= What is being asked =
Scan the entries below for the word "prevent", then copy each line that holds it.
== Segment start ==
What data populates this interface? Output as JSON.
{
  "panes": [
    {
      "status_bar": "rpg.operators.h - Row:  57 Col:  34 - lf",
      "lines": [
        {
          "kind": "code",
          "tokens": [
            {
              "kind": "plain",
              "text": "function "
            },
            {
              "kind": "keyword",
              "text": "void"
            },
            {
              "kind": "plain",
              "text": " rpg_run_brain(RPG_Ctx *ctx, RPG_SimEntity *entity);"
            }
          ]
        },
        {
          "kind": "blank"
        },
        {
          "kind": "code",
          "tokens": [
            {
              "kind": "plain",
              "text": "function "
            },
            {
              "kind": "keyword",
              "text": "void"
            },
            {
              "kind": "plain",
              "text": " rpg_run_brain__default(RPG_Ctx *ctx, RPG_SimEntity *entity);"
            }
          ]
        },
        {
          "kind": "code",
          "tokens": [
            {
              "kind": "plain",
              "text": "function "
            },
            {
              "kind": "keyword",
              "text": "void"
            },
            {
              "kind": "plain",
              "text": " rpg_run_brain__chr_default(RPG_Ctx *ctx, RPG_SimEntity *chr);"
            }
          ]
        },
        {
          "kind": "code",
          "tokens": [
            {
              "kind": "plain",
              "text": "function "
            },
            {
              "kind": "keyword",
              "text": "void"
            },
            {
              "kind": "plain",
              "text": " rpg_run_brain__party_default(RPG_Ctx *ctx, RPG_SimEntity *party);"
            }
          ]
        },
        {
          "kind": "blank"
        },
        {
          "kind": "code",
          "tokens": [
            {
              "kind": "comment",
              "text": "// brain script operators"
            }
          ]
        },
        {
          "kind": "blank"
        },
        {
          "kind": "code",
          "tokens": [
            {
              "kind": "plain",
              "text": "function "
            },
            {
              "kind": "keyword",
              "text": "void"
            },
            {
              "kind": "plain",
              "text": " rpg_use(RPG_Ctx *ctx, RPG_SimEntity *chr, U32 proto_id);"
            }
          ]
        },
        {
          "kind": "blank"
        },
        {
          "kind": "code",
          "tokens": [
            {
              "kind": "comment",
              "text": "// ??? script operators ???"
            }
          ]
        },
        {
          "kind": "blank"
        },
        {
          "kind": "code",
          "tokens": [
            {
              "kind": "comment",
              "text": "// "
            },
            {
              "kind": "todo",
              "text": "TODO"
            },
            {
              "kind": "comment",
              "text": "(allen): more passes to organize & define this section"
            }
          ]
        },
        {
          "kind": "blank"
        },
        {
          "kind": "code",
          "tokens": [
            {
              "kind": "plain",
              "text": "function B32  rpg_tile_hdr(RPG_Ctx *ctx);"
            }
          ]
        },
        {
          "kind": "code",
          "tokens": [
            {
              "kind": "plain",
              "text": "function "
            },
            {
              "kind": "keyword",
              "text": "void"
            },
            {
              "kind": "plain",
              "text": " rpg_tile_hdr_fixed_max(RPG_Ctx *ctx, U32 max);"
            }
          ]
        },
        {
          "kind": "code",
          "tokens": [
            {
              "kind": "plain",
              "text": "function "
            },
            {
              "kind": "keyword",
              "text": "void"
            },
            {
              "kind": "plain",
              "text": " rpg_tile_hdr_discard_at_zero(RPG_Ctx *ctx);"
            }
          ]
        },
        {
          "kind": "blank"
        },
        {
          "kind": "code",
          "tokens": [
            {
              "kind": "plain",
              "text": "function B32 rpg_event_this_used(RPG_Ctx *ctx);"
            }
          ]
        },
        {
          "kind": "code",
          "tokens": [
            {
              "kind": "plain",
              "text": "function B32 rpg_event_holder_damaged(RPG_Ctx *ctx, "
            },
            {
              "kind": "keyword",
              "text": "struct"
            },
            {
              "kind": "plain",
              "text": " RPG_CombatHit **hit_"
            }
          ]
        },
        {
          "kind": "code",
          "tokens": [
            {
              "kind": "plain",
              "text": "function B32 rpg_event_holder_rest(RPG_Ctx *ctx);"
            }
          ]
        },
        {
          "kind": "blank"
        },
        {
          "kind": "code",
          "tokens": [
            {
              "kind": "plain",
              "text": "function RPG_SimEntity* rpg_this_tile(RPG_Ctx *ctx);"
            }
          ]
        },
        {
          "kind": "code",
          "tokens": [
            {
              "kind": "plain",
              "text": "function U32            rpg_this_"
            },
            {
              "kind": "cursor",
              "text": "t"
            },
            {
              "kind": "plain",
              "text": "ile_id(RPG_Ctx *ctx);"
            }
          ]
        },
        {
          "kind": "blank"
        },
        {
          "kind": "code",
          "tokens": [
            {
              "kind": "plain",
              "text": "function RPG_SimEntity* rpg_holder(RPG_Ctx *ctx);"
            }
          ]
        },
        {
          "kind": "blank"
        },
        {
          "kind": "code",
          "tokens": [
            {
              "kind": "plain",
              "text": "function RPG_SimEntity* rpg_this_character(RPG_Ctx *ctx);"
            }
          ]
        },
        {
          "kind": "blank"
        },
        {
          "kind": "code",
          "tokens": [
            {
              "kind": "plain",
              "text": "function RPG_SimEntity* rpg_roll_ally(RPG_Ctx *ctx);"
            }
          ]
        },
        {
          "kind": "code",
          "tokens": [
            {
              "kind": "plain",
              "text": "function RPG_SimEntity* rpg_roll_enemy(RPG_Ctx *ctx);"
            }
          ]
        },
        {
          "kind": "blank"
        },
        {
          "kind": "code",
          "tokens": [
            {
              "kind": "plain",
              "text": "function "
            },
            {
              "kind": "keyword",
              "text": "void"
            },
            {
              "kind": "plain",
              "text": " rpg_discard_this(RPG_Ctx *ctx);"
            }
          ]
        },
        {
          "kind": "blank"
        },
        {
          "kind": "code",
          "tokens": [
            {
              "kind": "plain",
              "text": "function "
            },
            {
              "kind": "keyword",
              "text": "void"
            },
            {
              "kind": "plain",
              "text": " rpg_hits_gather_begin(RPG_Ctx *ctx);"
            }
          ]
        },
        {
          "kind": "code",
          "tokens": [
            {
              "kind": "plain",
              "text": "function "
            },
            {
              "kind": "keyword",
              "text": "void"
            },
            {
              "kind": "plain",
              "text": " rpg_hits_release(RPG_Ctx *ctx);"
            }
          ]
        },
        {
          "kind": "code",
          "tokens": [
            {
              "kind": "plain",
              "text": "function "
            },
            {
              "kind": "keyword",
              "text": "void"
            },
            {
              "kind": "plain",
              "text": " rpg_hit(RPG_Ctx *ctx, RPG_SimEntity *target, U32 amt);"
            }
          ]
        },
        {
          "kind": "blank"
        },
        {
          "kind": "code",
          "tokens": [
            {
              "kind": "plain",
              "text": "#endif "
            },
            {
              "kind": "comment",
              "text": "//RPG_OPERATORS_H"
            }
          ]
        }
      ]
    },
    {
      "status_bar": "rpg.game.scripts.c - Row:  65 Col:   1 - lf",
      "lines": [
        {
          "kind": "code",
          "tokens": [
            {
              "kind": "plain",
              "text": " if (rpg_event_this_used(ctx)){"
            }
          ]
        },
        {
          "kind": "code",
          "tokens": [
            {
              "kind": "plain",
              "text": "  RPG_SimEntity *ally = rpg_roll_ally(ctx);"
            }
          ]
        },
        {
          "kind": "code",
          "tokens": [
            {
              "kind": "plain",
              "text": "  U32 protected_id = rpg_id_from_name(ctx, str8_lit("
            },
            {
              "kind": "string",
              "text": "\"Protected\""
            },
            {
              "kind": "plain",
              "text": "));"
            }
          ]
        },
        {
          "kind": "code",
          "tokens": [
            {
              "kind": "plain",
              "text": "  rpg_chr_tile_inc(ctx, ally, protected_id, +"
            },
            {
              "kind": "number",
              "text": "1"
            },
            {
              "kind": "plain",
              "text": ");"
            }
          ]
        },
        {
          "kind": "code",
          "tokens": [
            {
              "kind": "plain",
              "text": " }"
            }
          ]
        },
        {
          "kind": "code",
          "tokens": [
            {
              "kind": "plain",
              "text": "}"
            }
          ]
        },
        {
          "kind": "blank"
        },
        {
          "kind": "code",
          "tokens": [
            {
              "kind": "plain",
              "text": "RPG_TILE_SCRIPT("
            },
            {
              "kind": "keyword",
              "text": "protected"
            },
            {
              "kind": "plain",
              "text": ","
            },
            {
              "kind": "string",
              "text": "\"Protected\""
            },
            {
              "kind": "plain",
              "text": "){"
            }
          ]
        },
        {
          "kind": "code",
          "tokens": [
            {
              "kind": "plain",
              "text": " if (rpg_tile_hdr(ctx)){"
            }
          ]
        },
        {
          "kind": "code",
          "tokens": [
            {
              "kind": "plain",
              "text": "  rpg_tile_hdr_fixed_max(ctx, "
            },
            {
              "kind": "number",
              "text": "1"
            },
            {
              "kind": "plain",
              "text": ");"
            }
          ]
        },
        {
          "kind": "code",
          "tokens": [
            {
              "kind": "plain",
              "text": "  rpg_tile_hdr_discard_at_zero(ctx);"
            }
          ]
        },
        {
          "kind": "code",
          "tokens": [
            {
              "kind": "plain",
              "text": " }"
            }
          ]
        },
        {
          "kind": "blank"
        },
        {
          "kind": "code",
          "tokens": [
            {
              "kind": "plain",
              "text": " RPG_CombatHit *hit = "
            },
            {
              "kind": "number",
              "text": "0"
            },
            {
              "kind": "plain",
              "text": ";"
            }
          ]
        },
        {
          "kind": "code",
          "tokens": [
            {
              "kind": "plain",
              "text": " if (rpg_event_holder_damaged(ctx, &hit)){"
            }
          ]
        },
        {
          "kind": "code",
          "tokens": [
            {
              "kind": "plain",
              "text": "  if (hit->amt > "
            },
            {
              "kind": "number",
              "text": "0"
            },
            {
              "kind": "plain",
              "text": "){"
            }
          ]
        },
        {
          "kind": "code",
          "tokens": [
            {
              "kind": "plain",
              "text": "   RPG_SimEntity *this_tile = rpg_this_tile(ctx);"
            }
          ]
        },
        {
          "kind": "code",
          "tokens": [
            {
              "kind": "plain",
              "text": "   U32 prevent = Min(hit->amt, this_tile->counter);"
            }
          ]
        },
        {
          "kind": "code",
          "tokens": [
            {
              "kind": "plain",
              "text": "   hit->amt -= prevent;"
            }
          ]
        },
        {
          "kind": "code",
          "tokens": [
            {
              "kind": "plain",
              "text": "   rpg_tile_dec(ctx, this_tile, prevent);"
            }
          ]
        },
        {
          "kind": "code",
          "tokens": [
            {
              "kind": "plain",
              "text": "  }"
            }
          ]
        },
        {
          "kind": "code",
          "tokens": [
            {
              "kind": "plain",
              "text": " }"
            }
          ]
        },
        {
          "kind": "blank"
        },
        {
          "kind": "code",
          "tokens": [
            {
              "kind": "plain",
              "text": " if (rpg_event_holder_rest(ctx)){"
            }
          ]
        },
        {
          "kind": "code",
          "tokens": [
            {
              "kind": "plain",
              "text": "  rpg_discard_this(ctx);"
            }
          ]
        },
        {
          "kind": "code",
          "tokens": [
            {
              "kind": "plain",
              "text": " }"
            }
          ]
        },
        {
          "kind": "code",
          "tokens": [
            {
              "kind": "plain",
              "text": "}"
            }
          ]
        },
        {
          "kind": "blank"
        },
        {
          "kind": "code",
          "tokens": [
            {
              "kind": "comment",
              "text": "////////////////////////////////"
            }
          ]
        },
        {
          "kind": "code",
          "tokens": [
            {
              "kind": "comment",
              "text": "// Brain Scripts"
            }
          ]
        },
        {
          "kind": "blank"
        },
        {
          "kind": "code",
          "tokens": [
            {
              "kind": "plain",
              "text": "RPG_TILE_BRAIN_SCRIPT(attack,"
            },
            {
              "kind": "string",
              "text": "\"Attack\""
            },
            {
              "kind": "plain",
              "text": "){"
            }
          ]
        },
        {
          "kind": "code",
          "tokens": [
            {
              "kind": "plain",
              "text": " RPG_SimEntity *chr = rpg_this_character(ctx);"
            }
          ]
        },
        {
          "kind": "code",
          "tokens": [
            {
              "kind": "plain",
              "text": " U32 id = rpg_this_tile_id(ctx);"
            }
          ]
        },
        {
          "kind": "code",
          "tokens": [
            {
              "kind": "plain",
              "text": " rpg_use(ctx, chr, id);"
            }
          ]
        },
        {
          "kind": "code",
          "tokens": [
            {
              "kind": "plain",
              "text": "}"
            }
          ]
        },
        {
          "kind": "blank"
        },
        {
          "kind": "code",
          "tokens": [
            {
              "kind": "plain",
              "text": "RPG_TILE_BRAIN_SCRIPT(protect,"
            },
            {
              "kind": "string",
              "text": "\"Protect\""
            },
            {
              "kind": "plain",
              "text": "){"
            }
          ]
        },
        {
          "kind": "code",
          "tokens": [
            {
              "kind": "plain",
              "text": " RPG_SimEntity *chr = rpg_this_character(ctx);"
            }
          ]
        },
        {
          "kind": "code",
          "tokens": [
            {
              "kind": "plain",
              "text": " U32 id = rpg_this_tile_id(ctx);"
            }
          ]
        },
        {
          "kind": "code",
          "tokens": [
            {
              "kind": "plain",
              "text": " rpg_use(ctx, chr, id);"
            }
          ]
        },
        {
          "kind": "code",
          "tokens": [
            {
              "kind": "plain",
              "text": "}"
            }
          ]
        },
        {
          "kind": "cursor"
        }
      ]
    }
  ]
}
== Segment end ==
= Answer to this task =
              "text": "   U32 prevent = Min(hit->amt, this_tile->counter);"
              "text": "   hit->amt -= prevent;"
              "text": "   rpg_tile_dec(ctx, this_tile, prevent);"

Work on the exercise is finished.